Lori says that she wants to take a flier and thinks that the bowl is smart. It’s a better mousetrap and a great gadget to have in the kitchen. Lori extends an offer of $75,000 in exchange for 33 and a third percent, which would leave Tyler owning 66 and a third percent. Lori can get the product into Bed Bath and Beyond, QVC, and more. She can get it everywhere. However, he needs to say yes right now.
Mark speaks up, saying that his favorite utensil in the kitchen is the phone so he can call up salad delivery. Mark is the first Shark out of the deal, and with good reason behind it. Robert is also out of the deal. Daymond feels that there are too many gadgets, so people will never buy it and use it, even though the idea does work. He’s also out. Kevin is the last Shark to speak up. He feels that Tyler should accept that deal without spending any more time in the Shark Tank.
Tyler thinks for a moment, then asks Lori if she would consider a royalty deal. Mark cringes. Lori, however, is curious to hear more. Tyler is thinking of a royalty deal in the range of $1 per bowl. He knows it’s a valuable product and that people will buy it when they see it. A partnership with Lori is priceless. The thing that scares Lori, however, is that when she first started, she would have to go into JCPenney. She would demonstrate her earring organizer and sell a hundred a day. Tyler, however, has only sold 200 in all of the trade shows that he has done so far. She is definitely taking a risk and has years and years of experience selling so many products.
The reason she wants a third of the business is that she knows the risk and the work involved. She has a built-in audience that trusts her and knows her, but marketing the bowl will take a lot of work from her and her team. However, she is confident that she can get the bowl to all the places that she previously mentioned. She is only asking for 8% more equity, but the thing is that Tyler should answer her right now. She knows her value, and as a slight reminder, she makes millionaires. That’s actually her entire career.
Lori’s offer of $75,000 in exchange for 33 and a third percent still stands. Tyler nervously glances around the room as Kevin urges him to take the deal. Tyler accepts after a moment’s hesitation. Mark dryly remarks that the deal was not quite the fastest deal, but one of the better ones.
Peoples Design After Shark Tank – 2018 Update
Upon further research, Tyler Peoples’ scooping bowl appears to be caught in a limbo. The deal has been verified as complete by numerous sources, although the website where the scooping bowl was once available has been closed down with the domain name up for sale. Even odder, Amazon does not yield any results or any similar results for the scooping bowl. Prior to the website being taken down, the scooping bowl was available for $22.95 in two colors, which were cornflower blue and sage.
Brick and mortar retailers, such as Bed Bath and Beyond (where Lori was positive that she could place the product) do not seem to be carrying the scooping bowl. The Facebook page for the scooping bowl has been silent, and the last time the Twitter page updated was in May of 2017.

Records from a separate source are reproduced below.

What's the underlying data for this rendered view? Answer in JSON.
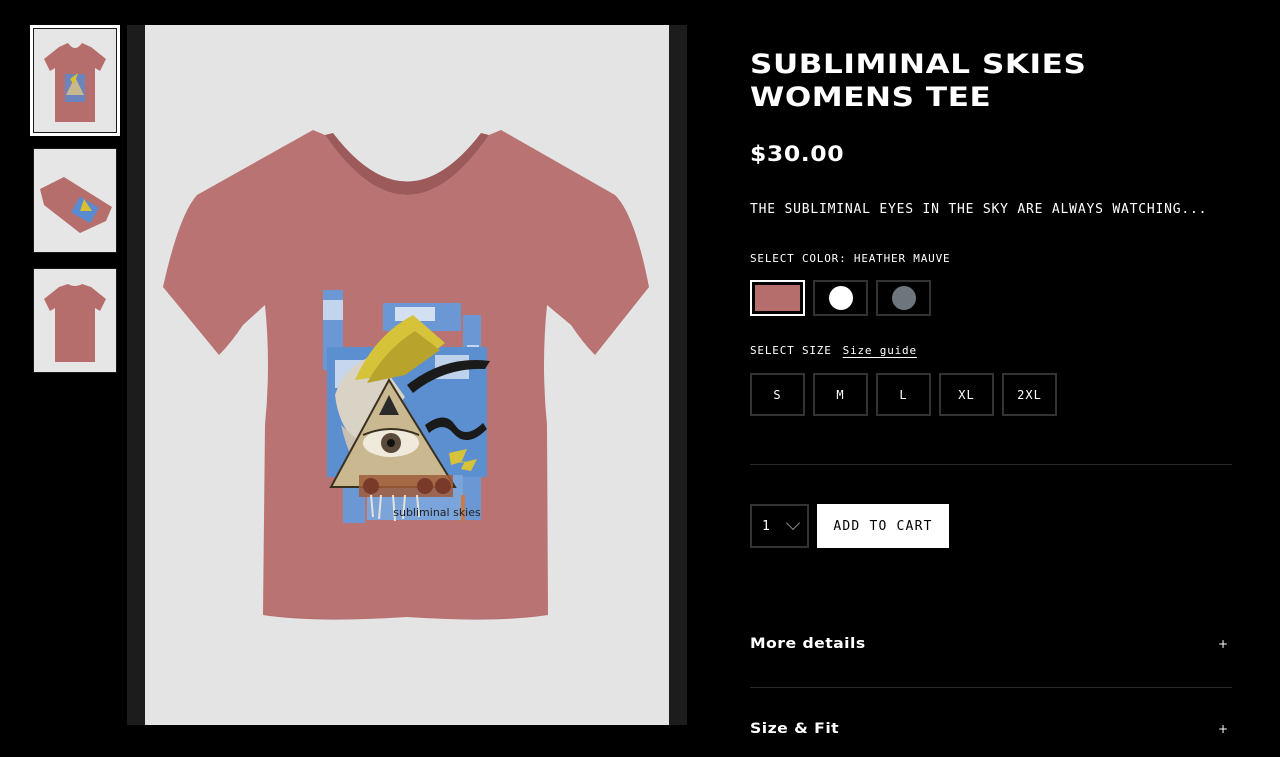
{
  "product": {
    "title_line1": "SUBLIMINAL SKIES",
    "title_line2": "WOMENS TEE",
    "price": "$30.00",
    "description": "THE SUBLIMINAL EYES IN THE SKY ARE ALWAYS WATCHING...",
    "shirt_print_text": "subliminal skies"
  },
  "color": {
    "label": "SELECT COLOR: HEATHER MAUVE",
    "swatches": [
      {
        "name": "heather-mauve",
        "hex": "#b66e6d"
      },
      {
        "name": "white",
        "hex": "#ffffff"
      },
      {
        "name": "gray",
        "hex": "#6e767c"
      }
    ]
  },
  "size": {
    "label": "SELECT SIZE",
    "guide_link": "Size guide",
    "options": [
      "S",
      "M",
      "L",
      "XL",
      "2XL"
    ]
  },
  "cart": {
    "quantity": "1",
    "add_label": "ADD TO CART"
  },
  "accordions": {
    "more_details": "More details",
    "size_fit": "Size & Fit",
    "plus": "+"
  },
  "colors": {
    "background": "#000000",
    "shirt": "#b66e6d",
    "image_bg": "#e4e4e4"
  }
}
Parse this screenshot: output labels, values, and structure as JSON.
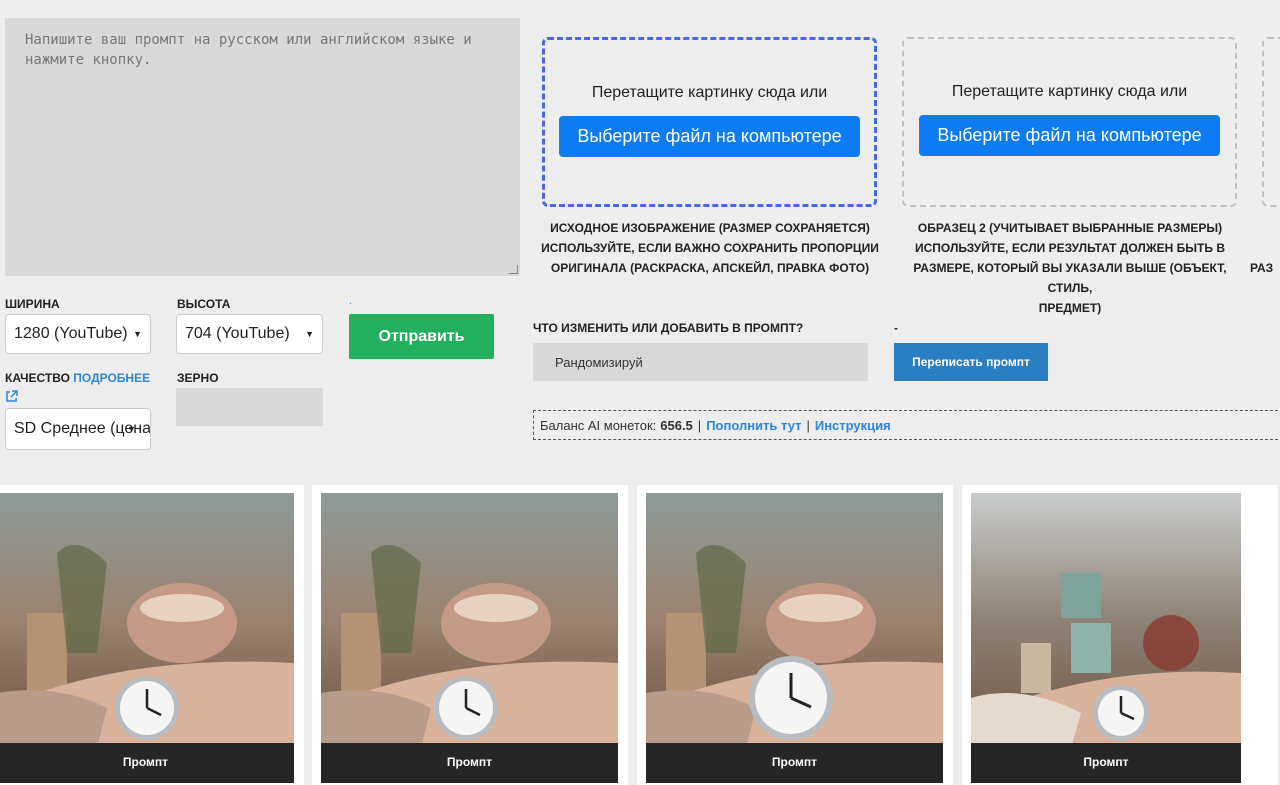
{
  "prompt": {
    "placeholder": "Напишите ваш промпт на русском или английском языке и\nнажмите кнопку."
  },
  "dropzones": [
    {
      "text": "Перетащите картинку сюда или",
      "button": "Выберите файл на компьютере"
    },
    {
      "text": "Перетащите картинку сюда или",
      "button": "Выберите файл на компьютере"
    }
  ],
  "captions": {
    "source_line1": "ИСХОДНОЕ ИЗОБРАЖЕНИЕ (РАЗМЕР СОХРАНЯЕТСЯ)",
    "source_line2": "ИСПОЛЬЗУЙТЕ, ЕСЛИ ВАЖНО СОХРАНИТЬ ПРОПОРЦИИ",
    "source_line3": "ОРИГИНАЛА (РАСКРАСКА, АПСКЕЙЛ, ПРАВКА ФОТО)",
    "sample2_line1": "ОБРАЗЕЦ 2 (УЧИТЫВАЕТ ВЫБРАННЫЕ РАЗМЕРЫ)",
    "sample2_line2": "ИСПОЛЬЗУЙТЕ, ЕСЛИ РЕЗУЛЬТАТ ДОЛЖЕН БЫТЬ В",
    "sample2_line3": "РАЗМЕРЕ, КОТОРЫЙ ВЫ УКАЗАЛИ ВЫШЕ (ОБЪЕКТ, СТИЛЬ,",
    "sample2_line4": "ПРЕДМЕТ)",
    "sample3_partial": "РАЗ"
  },
  "settings": {
    "width_label": "ШИРИНА",
    "width_value": "1280 (YouTube)",
    "height_label": "ВЫСОТА",
    "height_value": "704 (YouTube)",
    "quality_label": "КАЧЕСТВО",
    "quality_more": "ПОДРОБНЕЕ",
    "quality_value": "SD Среднее (цена-",
    "grain_label": "ЗЕРНО",
    "dot": ".",
    "send_label": "Отправить"
  },
  "change": {
    "label": "ЧТО ИЗМЕНИТЬ ИЛИ ДОБАВИТЬ В ПРОМПТ?",
    "dash": "-",
    "input_value": "Рандомизируй",
    "rewrite_label": "Переписать промпт"
  },
  "balance": {
    "label": "Баланс AI монеток:",
    "value": "656.5",
    "sep": "|",
    "topup": "Пополнить тут",
    "instruction": "Инструкция"
  },
  "gallery": [
    {
      "caption": "Промпт"
    },
    {
      "caption": "Промпт"
    },
    {
      "caption": "Промпт"
    },
    {
      "caption": "Промпт"
    }
  ],
  "colors": {
    "primary_blue": "#0d7cf2",
    "send_green": "#22b05c",
    "rewrite_blue": "#2b7fc0",
    "link_blue": "#2f86d9"
  }
}
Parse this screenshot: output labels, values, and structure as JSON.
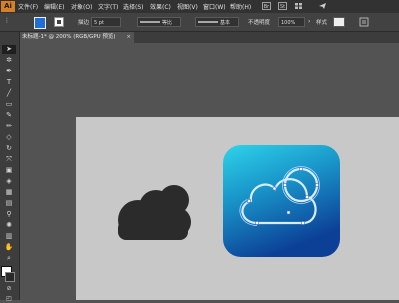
{
  "app": {
    "logo": "Ai"
  },
  "menu": {
    "items": [
      "文件(F)",
      "编辑(E)",
      "对象(O)",
      "文字(T)",
      "选择(S)",
      "效果(C)",
      "视图(V)",
      "窗口(W)",
      "帮助(H)"
    ]
  },
  "control_bar": {
    "fill_color": "#1f6fd6",
    "stroke_label": "描边",
    "stroke_value": "5 pt",
    "profile_label": "等比",
    "brush_label": "基本",
    "opacity_label": "不透明度",
    "opacity_value": "100%",
    "style_label": "样式"
  },
  "document": {
    "tab_title": "未标题-1* @ 200% (RGB/GPU 预览)",
    "close": "×"
  },
  "colors": {
    "workspace": "#535353",
    "artboard": "#c8c8c8",
    "cloud": "#2b2b2b",
    "icon_gradient_top": "#29c9e6",
    "icon_gradient_bottom": "#0d4fa3",
    "selection": "#b9d4ff"
  },
  "icons": [
    "selection-tool",
    "direct-selection-tool",
    "pen-tool",
    "type-tool",
    "line-tool",
    "rectangle-tool",
    "paintbrush-tool",
    "pencil-tool",
    "eraser-tool",
    "rotate-tool",
    "scale-tool",
    "width-tool",
    "shape-builder-tool",
    "perspective-tool",
    "mesh-tool",
    "gradient-tool",
    "eyedropper-tool",
    "blend-tool",
    "symbol-sprayer-tool",
    "column-graph-tool",
    "artboard-tool",
    "slice-tool",
    "hand-tool",
    "zoom-tool"
  ]
}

Despite the complete silence from Lori and Tyler on the scooping bowl, I was able to find a product listing page on QVC for a “Squeebie Bowl.” This page does not have any pictures or images just yet but does refer to Tyler’s appearance on Shark Tank and Lori’s subsequent investment in Peoples Design. It is possible that the scooping bowl may be undergoing a design change or additional patents, but the scooping bowl that premiered on Shark Tank is currently unavailable to the general public.